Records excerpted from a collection
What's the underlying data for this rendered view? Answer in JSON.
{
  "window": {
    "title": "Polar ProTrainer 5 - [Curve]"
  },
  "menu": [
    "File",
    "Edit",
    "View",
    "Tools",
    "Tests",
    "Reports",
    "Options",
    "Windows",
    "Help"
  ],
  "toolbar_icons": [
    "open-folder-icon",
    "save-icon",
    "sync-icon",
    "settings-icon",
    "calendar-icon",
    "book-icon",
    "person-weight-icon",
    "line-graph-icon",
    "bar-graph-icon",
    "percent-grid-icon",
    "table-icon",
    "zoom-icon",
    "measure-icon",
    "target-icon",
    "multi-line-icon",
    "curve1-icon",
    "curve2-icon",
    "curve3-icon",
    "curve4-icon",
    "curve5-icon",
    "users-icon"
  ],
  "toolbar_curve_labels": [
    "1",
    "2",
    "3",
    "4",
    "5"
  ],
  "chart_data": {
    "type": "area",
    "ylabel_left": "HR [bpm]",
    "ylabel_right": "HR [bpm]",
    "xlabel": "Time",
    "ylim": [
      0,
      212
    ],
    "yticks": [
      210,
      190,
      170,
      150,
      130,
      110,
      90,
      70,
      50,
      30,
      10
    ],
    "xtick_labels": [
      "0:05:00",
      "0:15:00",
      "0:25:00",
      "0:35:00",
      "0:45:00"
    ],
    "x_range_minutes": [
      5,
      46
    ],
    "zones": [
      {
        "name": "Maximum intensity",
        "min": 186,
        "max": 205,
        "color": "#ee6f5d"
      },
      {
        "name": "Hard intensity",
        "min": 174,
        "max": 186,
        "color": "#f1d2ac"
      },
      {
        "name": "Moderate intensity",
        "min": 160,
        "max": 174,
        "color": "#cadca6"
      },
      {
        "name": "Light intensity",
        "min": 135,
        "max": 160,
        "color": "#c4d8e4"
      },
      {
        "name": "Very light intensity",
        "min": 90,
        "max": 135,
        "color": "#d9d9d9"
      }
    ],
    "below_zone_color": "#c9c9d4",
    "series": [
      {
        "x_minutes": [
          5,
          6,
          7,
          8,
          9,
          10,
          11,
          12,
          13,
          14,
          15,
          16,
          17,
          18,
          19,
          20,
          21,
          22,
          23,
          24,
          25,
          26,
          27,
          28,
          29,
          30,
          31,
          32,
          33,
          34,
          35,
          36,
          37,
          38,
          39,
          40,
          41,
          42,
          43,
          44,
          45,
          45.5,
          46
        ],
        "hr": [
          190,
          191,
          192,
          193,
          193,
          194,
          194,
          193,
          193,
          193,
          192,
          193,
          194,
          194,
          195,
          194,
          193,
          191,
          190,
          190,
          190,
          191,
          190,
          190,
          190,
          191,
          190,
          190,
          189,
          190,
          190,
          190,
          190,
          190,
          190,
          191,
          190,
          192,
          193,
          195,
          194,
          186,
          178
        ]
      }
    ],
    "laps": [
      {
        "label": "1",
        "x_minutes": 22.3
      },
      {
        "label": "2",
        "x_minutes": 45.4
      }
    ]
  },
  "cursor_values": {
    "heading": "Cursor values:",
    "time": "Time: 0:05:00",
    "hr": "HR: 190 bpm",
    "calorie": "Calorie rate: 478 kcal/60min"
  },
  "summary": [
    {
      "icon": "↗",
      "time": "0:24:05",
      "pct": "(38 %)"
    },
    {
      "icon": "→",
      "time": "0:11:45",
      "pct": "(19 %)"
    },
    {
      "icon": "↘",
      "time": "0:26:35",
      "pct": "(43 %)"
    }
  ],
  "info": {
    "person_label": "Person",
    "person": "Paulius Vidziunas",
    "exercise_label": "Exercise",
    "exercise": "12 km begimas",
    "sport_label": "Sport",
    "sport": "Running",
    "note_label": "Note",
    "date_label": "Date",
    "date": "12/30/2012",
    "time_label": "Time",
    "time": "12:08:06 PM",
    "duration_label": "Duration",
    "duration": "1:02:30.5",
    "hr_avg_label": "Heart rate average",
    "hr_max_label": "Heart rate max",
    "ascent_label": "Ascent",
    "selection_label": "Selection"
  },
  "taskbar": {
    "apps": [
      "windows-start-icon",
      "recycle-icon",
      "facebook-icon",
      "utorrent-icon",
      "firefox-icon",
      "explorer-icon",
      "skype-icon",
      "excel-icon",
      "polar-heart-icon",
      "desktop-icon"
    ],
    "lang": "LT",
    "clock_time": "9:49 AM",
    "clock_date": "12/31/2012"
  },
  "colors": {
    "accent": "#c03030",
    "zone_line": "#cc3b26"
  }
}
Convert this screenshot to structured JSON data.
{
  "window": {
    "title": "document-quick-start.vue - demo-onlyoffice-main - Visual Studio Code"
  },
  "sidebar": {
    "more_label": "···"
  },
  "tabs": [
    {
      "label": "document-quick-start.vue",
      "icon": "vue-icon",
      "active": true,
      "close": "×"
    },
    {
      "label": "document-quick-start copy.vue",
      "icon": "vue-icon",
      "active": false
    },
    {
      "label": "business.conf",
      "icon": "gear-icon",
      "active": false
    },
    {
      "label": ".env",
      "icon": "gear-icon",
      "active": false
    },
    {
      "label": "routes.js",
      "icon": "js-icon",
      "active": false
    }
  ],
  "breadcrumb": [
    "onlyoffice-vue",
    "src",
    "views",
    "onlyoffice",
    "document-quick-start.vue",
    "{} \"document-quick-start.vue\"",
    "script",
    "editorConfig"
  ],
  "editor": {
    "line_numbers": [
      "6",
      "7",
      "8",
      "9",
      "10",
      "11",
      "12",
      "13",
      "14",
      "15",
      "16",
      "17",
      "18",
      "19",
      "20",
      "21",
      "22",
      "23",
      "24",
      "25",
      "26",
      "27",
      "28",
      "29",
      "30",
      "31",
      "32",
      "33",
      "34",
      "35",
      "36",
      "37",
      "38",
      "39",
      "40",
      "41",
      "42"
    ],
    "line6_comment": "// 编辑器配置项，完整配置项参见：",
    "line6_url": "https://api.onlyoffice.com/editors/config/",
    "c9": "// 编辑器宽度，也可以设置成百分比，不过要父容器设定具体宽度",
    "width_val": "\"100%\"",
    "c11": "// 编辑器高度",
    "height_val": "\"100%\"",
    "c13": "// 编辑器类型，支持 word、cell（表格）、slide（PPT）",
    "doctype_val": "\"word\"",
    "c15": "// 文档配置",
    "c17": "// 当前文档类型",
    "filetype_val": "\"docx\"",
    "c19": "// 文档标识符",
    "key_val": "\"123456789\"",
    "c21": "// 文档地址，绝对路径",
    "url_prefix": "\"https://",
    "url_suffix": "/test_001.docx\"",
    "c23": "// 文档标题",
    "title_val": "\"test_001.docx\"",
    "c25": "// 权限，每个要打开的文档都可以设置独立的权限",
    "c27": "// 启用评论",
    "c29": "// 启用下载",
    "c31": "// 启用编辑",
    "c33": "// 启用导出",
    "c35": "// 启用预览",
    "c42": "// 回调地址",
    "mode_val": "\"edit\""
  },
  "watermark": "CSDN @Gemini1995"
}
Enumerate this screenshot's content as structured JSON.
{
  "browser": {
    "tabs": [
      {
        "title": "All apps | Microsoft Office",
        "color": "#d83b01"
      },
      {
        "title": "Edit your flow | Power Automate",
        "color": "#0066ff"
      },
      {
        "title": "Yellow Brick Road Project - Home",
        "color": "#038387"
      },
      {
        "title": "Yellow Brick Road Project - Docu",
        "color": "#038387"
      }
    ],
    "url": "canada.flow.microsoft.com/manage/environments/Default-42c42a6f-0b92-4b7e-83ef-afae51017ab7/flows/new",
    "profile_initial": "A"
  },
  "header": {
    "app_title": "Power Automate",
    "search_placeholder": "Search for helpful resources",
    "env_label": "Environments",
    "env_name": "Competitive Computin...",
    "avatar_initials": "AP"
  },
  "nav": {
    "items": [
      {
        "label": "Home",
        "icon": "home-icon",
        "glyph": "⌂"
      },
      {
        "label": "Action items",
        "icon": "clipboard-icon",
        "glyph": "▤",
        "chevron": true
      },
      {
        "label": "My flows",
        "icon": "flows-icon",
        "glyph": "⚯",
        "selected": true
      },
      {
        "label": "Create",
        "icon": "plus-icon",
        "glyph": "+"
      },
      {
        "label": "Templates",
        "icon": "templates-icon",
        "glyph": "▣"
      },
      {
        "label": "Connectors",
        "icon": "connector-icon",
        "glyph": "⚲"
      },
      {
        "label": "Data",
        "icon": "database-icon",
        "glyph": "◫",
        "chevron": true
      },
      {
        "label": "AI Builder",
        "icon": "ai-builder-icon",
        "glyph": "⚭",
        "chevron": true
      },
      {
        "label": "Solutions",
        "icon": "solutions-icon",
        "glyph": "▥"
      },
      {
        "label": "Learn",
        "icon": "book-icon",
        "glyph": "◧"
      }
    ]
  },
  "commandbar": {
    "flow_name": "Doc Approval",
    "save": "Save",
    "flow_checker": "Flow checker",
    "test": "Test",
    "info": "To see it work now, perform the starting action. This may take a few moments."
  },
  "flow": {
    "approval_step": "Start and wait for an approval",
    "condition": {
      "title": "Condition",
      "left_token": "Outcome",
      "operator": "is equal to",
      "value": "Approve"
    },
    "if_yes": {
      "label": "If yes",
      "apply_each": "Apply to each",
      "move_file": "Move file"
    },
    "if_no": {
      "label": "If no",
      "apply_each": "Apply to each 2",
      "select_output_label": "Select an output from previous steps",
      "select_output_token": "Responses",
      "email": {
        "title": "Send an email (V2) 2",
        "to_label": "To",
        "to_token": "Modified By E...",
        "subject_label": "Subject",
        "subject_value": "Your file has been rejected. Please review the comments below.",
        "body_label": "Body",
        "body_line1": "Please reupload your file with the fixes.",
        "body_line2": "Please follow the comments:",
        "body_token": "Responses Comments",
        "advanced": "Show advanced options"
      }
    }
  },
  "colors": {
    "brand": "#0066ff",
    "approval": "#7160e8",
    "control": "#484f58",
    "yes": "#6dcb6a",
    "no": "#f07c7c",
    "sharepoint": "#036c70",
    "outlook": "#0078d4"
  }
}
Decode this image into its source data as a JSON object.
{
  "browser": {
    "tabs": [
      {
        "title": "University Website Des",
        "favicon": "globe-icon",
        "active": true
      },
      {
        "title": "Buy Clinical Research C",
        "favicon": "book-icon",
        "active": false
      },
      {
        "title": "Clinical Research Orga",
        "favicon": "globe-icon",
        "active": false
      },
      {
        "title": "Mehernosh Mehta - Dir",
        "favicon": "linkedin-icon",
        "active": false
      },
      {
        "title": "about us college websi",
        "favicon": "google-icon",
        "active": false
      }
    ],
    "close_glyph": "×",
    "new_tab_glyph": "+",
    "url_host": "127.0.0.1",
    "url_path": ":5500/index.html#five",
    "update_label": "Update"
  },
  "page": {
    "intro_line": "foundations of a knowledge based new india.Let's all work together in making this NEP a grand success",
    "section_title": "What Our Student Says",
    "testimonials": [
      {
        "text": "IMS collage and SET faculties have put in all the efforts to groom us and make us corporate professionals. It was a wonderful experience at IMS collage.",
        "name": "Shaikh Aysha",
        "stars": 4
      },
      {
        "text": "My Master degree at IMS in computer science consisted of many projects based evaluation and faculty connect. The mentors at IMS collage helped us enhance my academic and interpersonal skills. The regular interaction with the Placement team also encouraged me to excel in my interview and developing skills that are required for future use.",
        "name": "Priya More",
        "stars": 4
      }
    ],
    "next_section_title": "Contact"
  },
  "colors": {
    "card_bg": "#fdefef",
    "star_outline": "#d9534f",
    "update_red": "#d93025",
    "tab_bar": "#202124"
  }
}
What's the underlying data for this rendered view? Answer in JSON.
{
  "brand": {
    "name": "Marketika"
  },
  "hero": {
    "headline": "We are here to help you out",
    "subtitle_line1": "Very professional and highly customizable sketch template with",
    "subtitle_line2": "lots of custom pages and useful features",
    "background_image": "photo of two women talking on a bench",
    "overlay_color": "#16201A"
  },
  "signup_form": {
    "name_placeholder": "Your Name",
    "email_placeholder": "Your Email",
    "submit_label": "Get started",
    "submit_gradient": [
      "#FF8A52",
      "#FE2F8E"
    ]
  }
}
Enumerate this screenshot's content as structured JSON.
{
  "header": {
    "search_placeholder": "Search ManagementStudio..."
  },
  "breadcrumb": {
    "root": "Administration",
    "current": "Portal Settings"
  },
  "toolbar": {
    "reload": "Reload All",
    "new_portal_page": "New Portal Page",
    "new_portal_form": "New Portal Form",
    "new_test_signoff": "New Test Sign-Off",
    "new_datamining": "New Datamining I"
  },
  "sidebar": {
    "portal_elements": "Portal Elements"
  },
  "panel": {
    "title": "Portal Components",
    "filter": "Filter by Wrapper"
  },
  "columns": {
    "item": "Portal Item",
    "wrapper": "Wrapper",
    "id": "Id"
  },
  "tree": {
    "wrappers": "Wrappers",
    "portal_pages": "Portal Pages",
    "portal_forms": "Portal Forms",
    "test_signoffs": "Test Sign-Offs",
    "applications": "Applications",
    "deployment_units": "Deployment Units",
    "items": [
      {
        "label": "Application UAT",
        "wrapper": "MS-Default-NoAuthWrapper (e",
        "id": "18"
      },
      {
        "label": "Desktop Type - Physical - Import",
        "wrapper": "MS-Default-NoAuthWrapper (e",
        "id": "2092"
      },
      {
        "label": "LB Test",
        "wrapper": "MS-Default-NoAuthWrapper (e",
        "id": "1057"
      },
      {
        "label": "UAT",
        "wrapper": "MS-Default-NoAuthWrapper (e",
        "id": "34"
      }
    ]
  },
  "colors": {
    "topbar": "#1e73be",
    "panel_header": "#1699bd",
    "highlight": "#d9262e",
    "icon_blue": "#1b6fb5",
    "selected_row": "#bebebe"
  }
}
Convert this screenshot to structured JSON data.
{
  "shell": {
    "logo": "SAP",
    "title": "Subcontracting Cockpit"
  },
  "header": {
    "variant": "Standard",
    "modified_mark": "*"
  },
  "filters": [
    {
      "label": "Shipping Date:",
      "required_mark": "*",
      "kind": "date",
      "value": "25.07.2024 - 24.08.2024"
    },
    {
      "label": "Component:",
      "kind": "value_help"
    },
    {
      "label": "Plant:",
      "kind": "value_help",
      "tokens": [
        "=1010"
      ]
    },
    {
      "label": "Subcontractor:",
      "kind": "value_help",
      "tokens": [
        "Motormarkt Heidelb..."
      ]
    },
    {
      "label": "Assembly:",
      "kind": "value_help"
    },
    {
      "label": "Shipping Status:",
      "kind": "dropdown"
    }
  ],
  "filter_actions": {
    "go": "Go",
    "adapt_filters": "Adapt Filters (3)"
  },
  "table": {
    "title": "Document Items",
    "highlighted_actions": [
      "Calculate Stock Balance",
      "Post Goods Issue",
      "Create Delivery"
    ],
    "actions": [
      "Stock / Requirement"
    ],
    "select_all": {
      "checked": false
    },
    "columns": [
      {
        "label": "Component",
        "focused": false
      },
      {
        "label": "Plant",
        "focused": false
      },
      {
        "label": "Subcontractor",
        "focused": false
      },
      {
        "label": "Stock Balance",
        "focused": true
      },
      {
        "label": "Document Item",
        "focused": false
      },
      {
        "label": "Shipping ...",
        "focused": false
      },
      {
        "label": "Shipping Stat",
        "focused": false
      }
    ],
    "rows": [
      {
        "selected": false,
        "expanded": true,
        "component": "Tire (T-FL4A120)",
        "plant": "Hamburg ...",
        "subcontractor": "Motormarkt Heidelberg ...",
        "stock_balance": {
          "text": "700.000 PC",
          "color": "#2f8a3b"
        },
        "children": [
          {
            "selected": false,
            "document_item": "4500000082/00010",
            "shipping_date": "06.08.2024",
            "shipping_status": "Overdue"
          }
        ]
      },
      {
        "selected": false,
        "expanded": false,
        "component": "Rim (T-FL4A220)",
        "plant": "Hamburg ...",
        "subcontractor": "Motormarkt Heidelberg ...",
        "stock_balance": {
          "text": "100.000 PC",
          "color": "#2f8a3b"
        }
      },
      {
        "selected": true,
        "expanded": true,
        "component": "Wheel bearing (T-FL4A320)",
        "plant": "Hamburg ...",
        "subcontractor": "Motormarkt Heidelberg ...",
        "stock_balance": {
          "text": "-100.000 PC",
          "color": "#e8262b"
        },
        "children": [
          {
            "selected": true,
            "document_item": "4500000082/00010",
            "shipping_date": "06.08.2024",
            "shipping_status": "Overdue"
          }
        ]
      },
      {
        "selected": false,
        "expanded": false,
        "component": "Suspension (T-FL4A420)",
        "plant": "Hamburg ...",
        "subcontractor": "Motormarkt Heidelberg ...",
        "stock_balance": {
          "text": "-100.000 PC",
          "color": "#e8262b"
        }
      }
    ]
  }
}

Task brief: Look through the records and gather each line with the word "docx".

Output of the task:
    "filetype_val": "\"docx\"",
    "url_suffix": "/test_001.docx\"",
    "title_val": "\"test_001.docx\"",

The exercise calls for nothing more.